£237.50 – £312.50 ex. VAT
Liquidambar sty. Worplesdon is commonly known as Sweet Gum. It looks like a Japanese maple with a 5 occasionally 7 lobed leaf and is often mistaken for one. Like the Japanese maple’s it displays amazing autumn colour and the cultivar that we use Worplesdon goes through oranges and reds to a lovely rich purple.
Liquidambar Styraciflua Worplesdon
Liquidambar sty. Worplesdon is commonly known as Sweet Gum. It looks like a Japanese maple with a 5 and occasionally 7 deeply lobed leaf and is often mistaken for a Japanese Maple especially at a younger age. Like the Japanese maple’s it displays amazing autumn colour and the cultivar that we have selected to use Worplesdon goes through oranges and reds to a lovely rich purple. As Liquidambar Styraciflua Worplesdon is a cultivated variety, they are propagated from cuttings and as such the trees will all change colour simultaneously in a glorious blaze of colour.
The Liquidambar gets its common name from the sweet sap that it can exude from its stems when bruised or damaged. The new leaves come out a vibrant pale green before fading to a mid-green colour and if they are bruised, they have a menthol scent. As the stems become older, they start to form corky wings which adds another layer of interest to this plant. Being a large, leafed tree, it will give good screening from an early age.

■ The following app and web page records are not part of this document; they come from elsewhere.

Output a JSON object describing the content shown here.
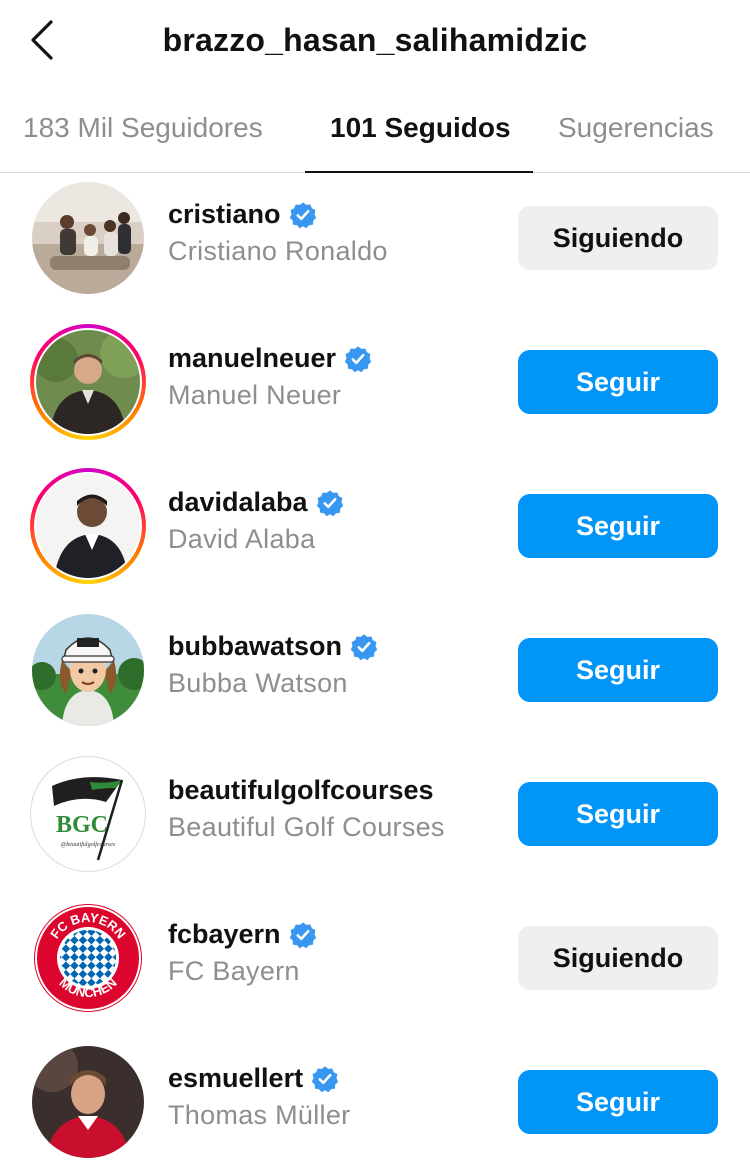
{
  "header": {
    "title": "brazzo_hasan_salihamidzic",
    "back_icon": "chevron-left-icon"
  },
  "tabs": [
    {
      "label": "183 Mil Seguidores",
      "active": false
    },
    {
      "label": "101 Seguidos",
      "active": true
    },
    {
      "label": "Sugerencias",
      "active": false
    }
  ],
  "accounts": [
    {
      "username": "cristiano",
      "full_name": "Cristiano Ronaldo",
      "verified": true,
      "story_ring": false,
      "button": "Siguiendo",
      "button_state": "following",
      "avatar_icon": "family-photo-avatar"
    },
    {
      "username": "manuelneuer",
      "full_name": "Manuel Neuer",
      "verified": true,
      "story_ring": true,
      "button": "Seguir",
      "button_state": "follow",
      "avatar_icon": "person-photo-avatar"
    },
    {
      "username": "davidalaba",
      "full_name": "David Alaba",
      "verified": true,
      "story_ring": true,
      "button": "Seguir",
      "button_state": "follow",
      "avatar_icon": "person-photo-avatar"
    },
    {
      "username": "bubbawatson",
      "full_name": "Bubba Watson",
      "verified": true,
      "story_ring": false,
      "button": "Seguir",
      "button_state": "follow",
      "avatar_icon": "cartoon-golfer-avatar"
    },
    {
      "username": "beautifulgolfcourses",
      "full_name": "Beautiful Golf Courses",
      "verified": false,
      "story_ring": false,
      "button": "Seguir",
      "button_state": "follow",
      "avatar_icon": "bgc-logo-avatar",
      "avatar_logo_text": "BGC",
      "avatar_logo_subtext": "@beautifulgolfcourses"
    },
    {
      "username": "fcbayern",
      "full_name": "FC Bayern",
      "verified": true,
      "story_ring": false,
      "button": "Siguiendo",
      "button_state": "following",
      "avatar_icon": "fc-bayern-crest-avatar"
    },
    {
      "username": "esmuellert",
      "full_name": "Thomas Müller",
      "verified": true,
      "story_ring": false,
      "button": "Seguir",
      "button_state": "follow",
      "avatar_icon": "person-photo-avatar"
    }
  ],
  "colors": {
    "follow_button": "#0095f6",
    "following_button": "#efefef",
    "verified_badge": "#3897f0",
    "secondary_text": "#8e8e8e"
  }
}
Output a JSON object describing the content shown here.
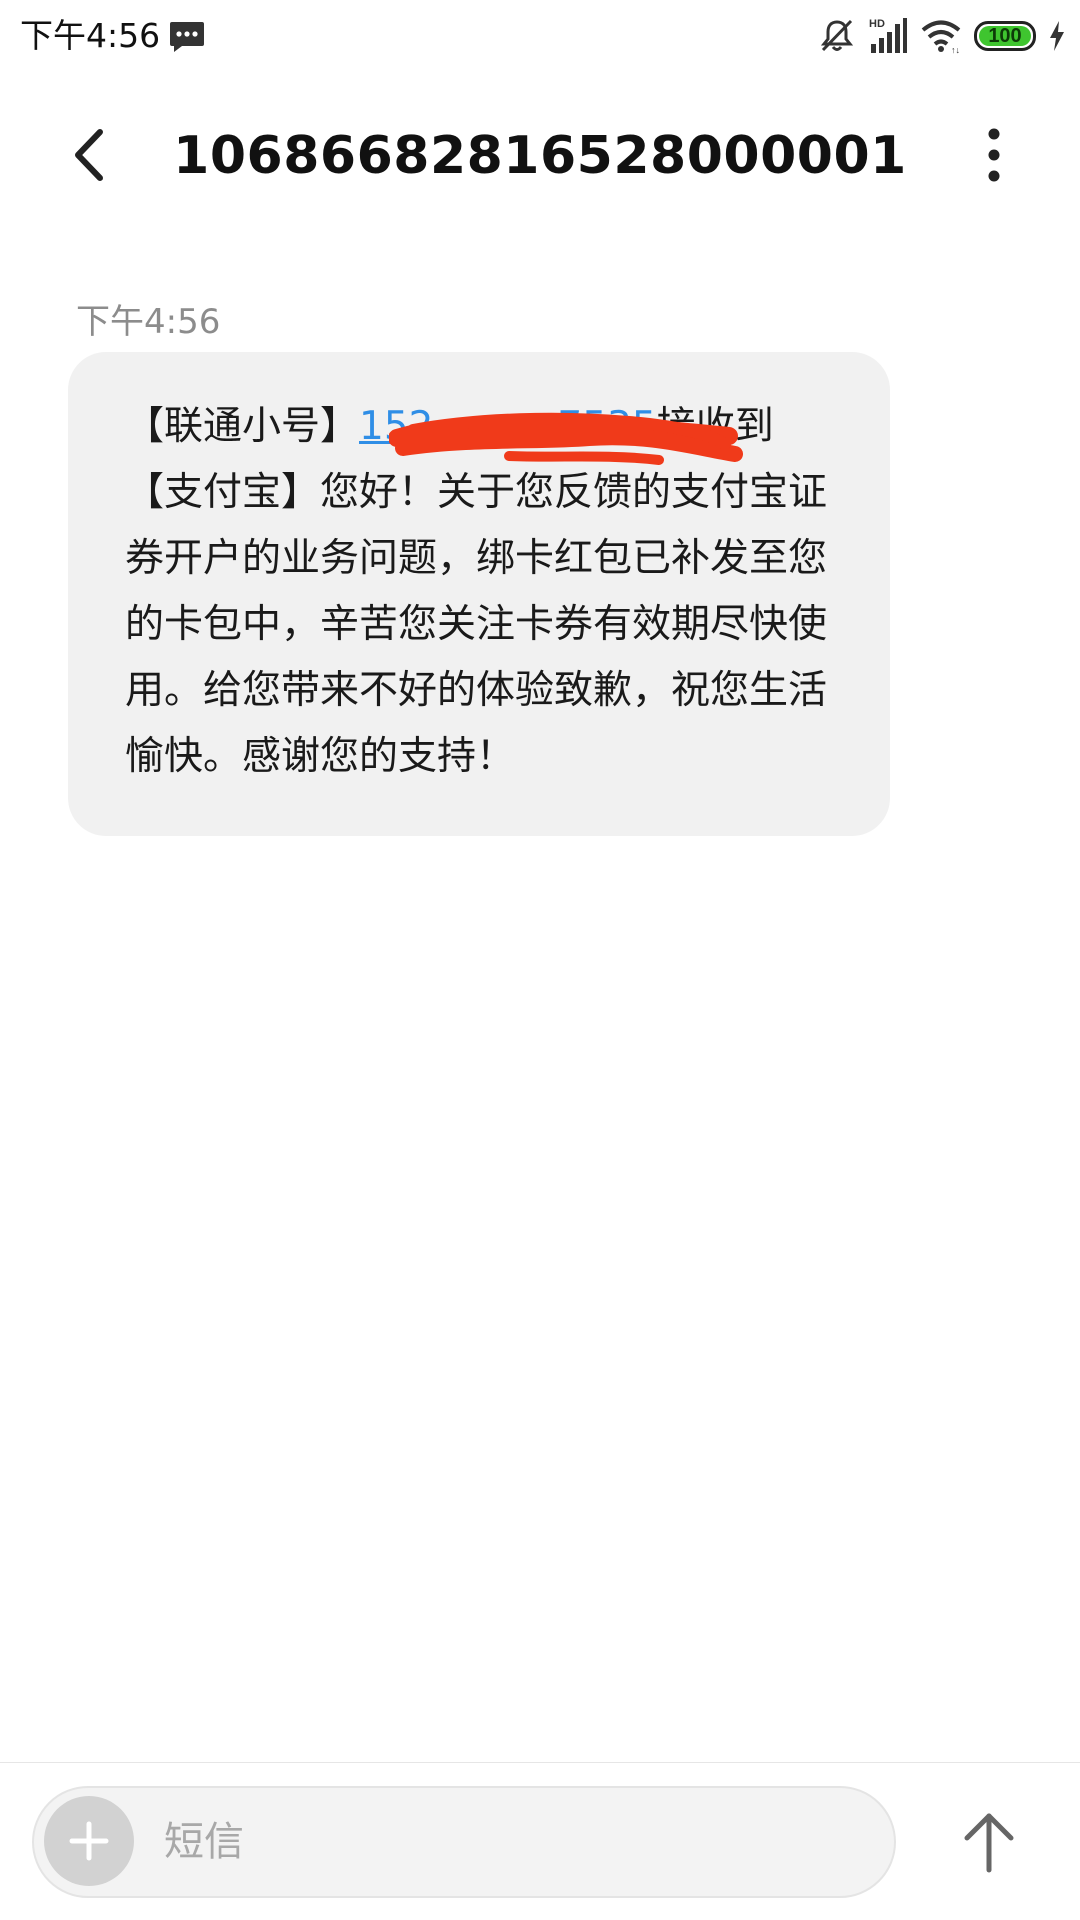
{
  "status_bar": {
    "time": "下午4:56",
    "battery_level": "100",
    "battery_fraction": 1.0,
    "icons": [
      "message-icon",
      "bell-muted-icon",
      "hd-signal-icon",
      "wifi-icon",
      "battery-icon",
      "charging-icon"
    ]
  },
  "header": {
    "title": "10686682816528000001",
    "icons": [
      "back-arrow-icon",
      "more-vertical-icon"
    ]
  },
  "message": {
    "time": "下午4:56",
    "text_prefix": "【联通小号】",
    "link_visible": "152··········7535",
    "text_main": "接收到【支付宝】您好！关于您反馈的支付宝证券开户的业务问题，绑卡红包已补发至您的卡包中，辛苦您关注卡券有效期尽快使用。给您带来不好的体验致歉，祝您生活愉快。感谢您的支持！"
  },
  "composer": {
    "placeholder": "短信",
    "value": "",
    "icons": [
      "add-icon",
      "send-arrow-icon"
    ]
  },
  "colors": {
    "bubble_bg": "#f1f1f1",
    "link": "#2f8ee6",
    "redaction": "#f03a1a",
    "battery": "#3fc52f",
    "muted_text": "#8c8c8c"
  }
}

Liquidambar has a non-descript flower which is not obvious. In the summer a globed fruit appears that is the same green as the leaves. These fruits are spikey and sometimes called Burr Balls. These will darken in the Autumn and can stay on the plant during the Winter where they add interest.
In their native North America, the Liquidambar will grow in the humid swampy areas but when grown in cultivation it prefers a deep rich soil with good drainage. It will tolerate all other soil conditions, but it does not thrive on shallow chalky soils. Liquidamber sty. Worplesdon is the hardiest of the Liquidamber cultivars and has no problems with the cold and extreme rainfall of the British Isles.
The parent plants were introduced to the United Kingdom in the 17th Century and this selected form was given an Award of Merit in 1984 and an Award of Garden Merit in 1987 by the Royal Horticultural Society.
We offer this with a 50cm, 100cm, 150cm and 180cm clear stem and all have a 150cm x 150cm panel of foliage.
|Clear Stem Height||
50 cm, 100 cm, 150 cm, 180cm